MASTER of Flémalle
(b. ca. 1375, Valenciennes, d. 1444, Tournai)

St Veronica

c. 1410
Oil on wood, 151,5 x 61 cm
Städelsches Kunstinstitut, Frankfurt

This panel is one of three paintings in Frankfurt which derive from a dismantled retable whose original appearance is not known. Probably the retable had double wings on each side. The interior could have been painted. The three panels are also the representative work of the artist from Tournai known as the Master of Flémalle, identified as Robert Campin.

This side panel represents St Veronica who holds the cloth marked with the face of Christ, while the other the standing figure of Virgin Mary who suckles the infant Christ. In the background of the side panels the artist uses a background of brocade hangings to produce a space without depth. The third panel, probably from the reverse side of the retable, represents the Holy Trinity in grisaille: God the Father supports the dead Christ and shows the body to the whole community; the Holy Spirit is present in the form of a dove.

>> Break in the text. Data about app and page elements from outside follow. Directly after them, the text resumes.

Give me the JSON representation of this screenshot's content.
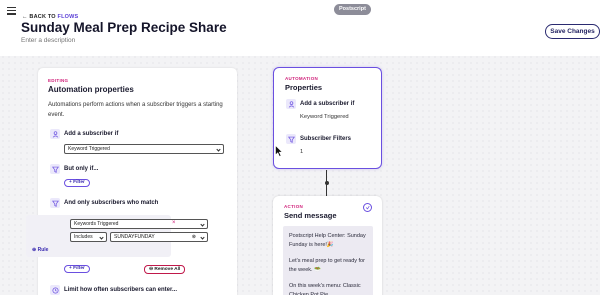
{
  "header": {
    "brand": "Postscript",
    "back_prefix": "← BACK TO",
    "back_target": "FLOWS",
    "title": "Sunday Meal Prep Recipe Share",
    "description_placeholder": "Enter a description",
    "save_label": "Save Changes"
  },
  "editor": {
    "tag": "EDITING",
    "title": "Automation properties",
    "description": "Automations perform actions when a subscriber triggers a starting event.",
    "trigger_label": "Add a subscriber if",
    "trigger_value": "Keyword Triggered",
    "condition_label": "But only if...",
    "filter_button": "+ Filter",
    "match_label": "And only subscribers who match",
    "rule": {
      "field": "Keywords Triggered",
      "operator": "Includes",
      "value": "SUNDAYFUNDAY",
      "remove_glyph": "×",
      "add_rule": "⊕ Rule"
    },
    "filter_button_2": "+ Filter",
    "remove_all": "⊖ Remove All",
    "limit_label": "Limit how often subscribers can enter..."
  },
  "properties_card": {
    "tag": "AUTOMATION",
    "title": "Properties",
    "trigger_label": "Add a subscriber if",
    "trigger_value": "Keyword Triggered",
    "filters_label": "Subscriber Filters",
    "filters_count": "1"
  },
  "action_card": {
    "tag": "ACTION",
    "title": "Send message",
    "message_lines": [
      "Postscript Help Center: Sunday Funday is here!🎉",
      "Let's meal prep to get ready for the week. 🥗",
      "On this week's menu: Classic Chicken Pot Pie"
    ]
  },
  "colors": {
    "accent": "#6a4fe0",
    "tag_pink": "#d0207a",
    "navy": "#2a2a70"
  }
}
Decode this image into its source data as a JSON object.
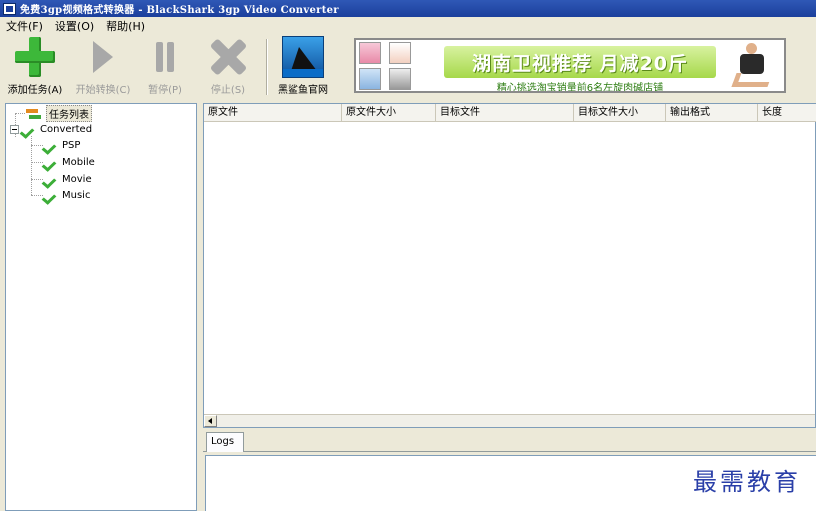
{
  "window": {
    "title": "免费3gp视频格式转换器 - BlackShark 3gp Video Converter"
  },
  "menu": [
    {
      "label": "文件(F)"
    },
    {
      "label": "设置(O)"
    },
    {
      "label": "帮助(H)"
    }
  ],
  "toolbar": {
    "add_task": "添加任务(A)",
    "start_convert": "开始转换(C)",
    "pause": "暂停(P)",
    "stop": "停止(S)",
    "website": "黑鲨鱼官网"
  },
  "ad": {
    "headline": "湖南卫视推荐 月减20斤",
    "subline": "精心挑选淘宝销量前6名左旋肉碱店铺"
  },
  "tree": {
    "root": "任务列表",
    "converted": "Converted",
    "children": [
      "PSP",
      "Mobile",
      "Movie",
      "Music"
    ]
  },
  "list": {
    "columns": [
      "原文件",
      "原文件大小",
      "目标文件",
      "目标文件大小",
      "输出格式",
      "长度"
    ]
  },
  "logs": {
    "tab": "Logs"
  },
  "watermark": "最需教育"
}
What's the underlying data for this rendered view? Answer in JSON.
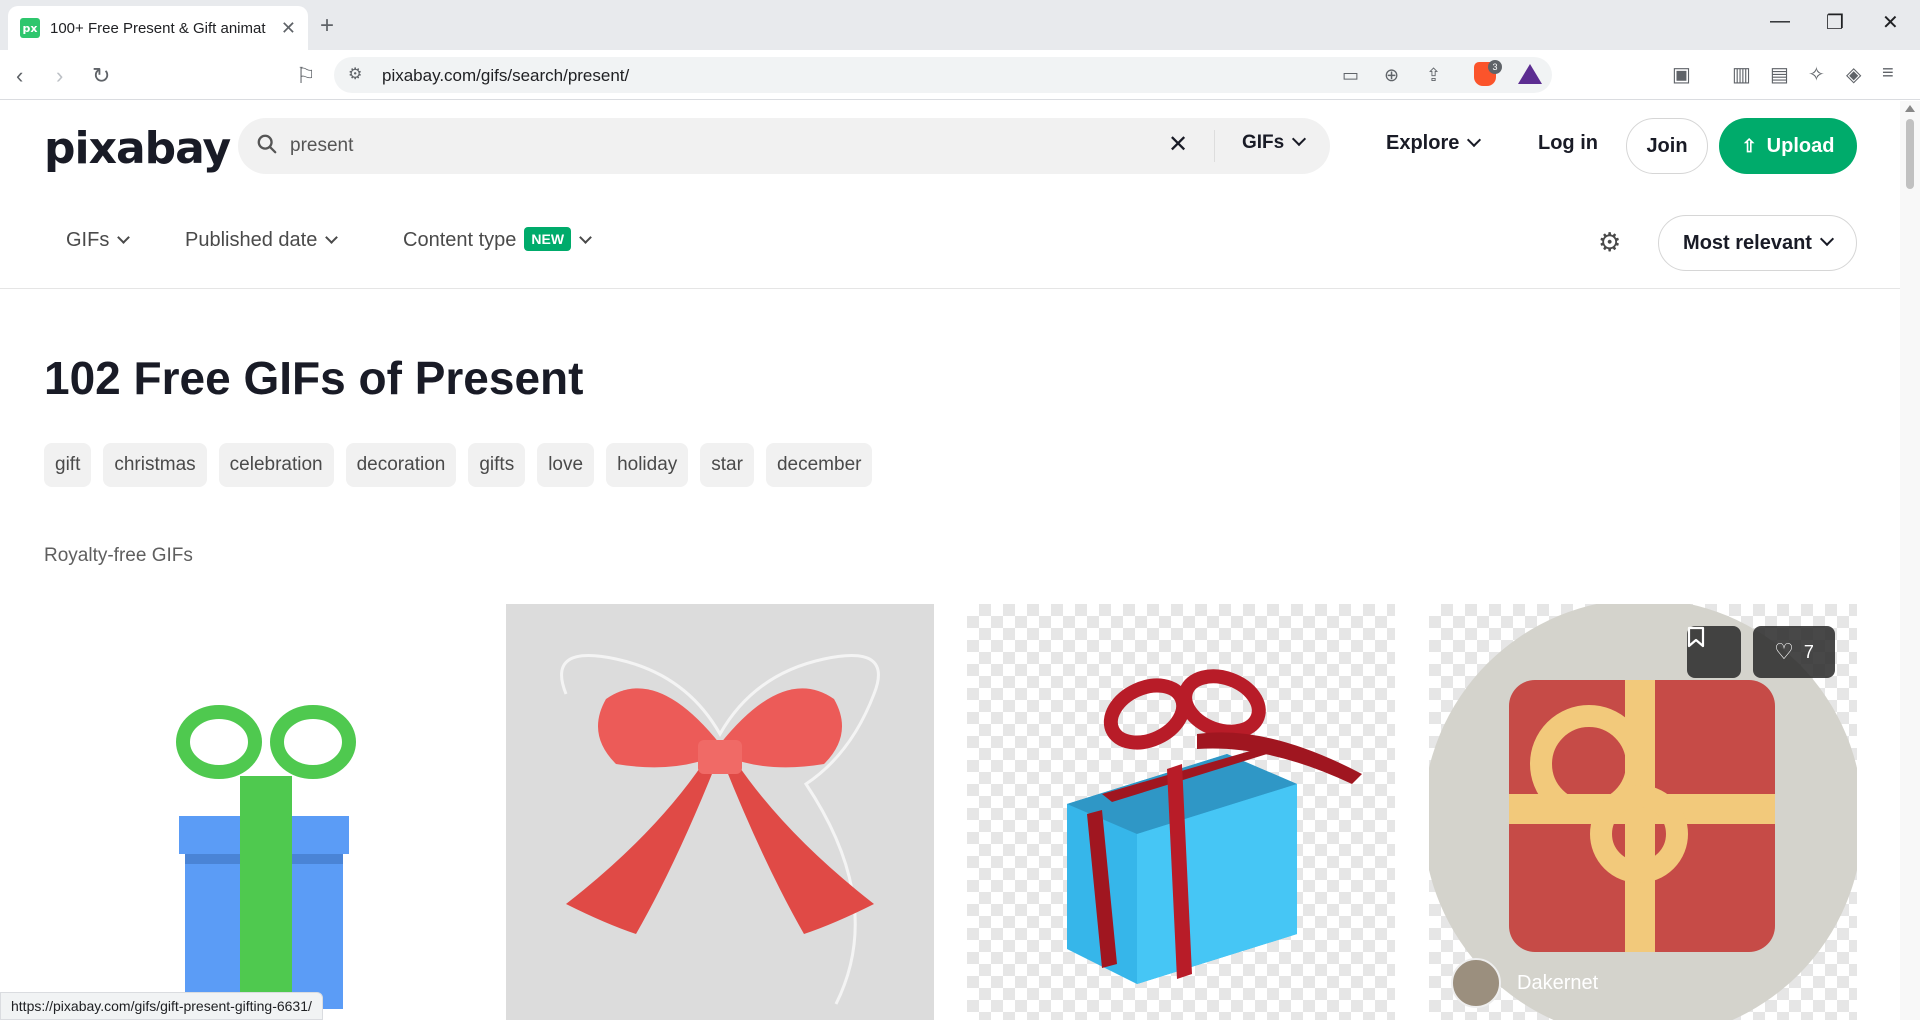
{
  "browser": {
    "tab_title": "100+ Free Present & Gift animat",
    "favicon_text": "px",
    "url": "pixabay.com/gifs/search/present/",
    "brave_count": "3",
    "status_url": "https://pixabay.com/gifs/gift-present-gifting-6631/"
  },
  "header": {
    "logo": "pixabay",
    "search_value": "present",
    "search_type": "GIFs",
    "explore": "Explore",
    "login": "Log in",
    "join": "Join",
    "upload": "Upload"
  },
  "filters": {
    "media": "GIFs",
    "published": "Published date",
    "content_type": "Content type",
    "new_badge": "NEW",
    "sort": "Most relevant"
  },
  "main": {
    "heading": "102 Free GIFs of Present",
    "tags": [
      "gift",
      "christmas",
      "celebration",
      "decoration",
      "gifts",
      "love",
      "holiday",
      "star",
      "december"
    ],
    "subheading": "Royalty-free GIFs",
    "cards": [
      {
        "likes": "7",
        "author": "Dakernet"
      }
    ]
  },
  "colors": {
    "brand": "#00ab6b",
    "text": "#191b26"
  }
}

St Veronica appears delicate and psychologically isolated in her emotion. The lower part of the figure, where her clothes are gathered into elegant folds, is three-dimensional, but around the shoulders it is made to look comparatively flat, so as not to stand out too much from the entirely non-spatial, strongly patterned brocade of the background. The folds of her garments form patterns and matching correspondences, for instance where the end of her green sleeve on the right is echoed by the end of the red cloak hanging to the ground. There is deliberate beauty of form in the elaborate cloth framing Veronica's face.

Veronica is standing on a comparatively deep piece of natural ground that ends against a flat and entirely unrealistic wall that seems very close to the figure at the top, thus the illusion of a shrine or niche is given. In other words the saint is displayed as if in a carved shrine.

© Web Gallery of Art, created by Emil Krén and Daniel Marx.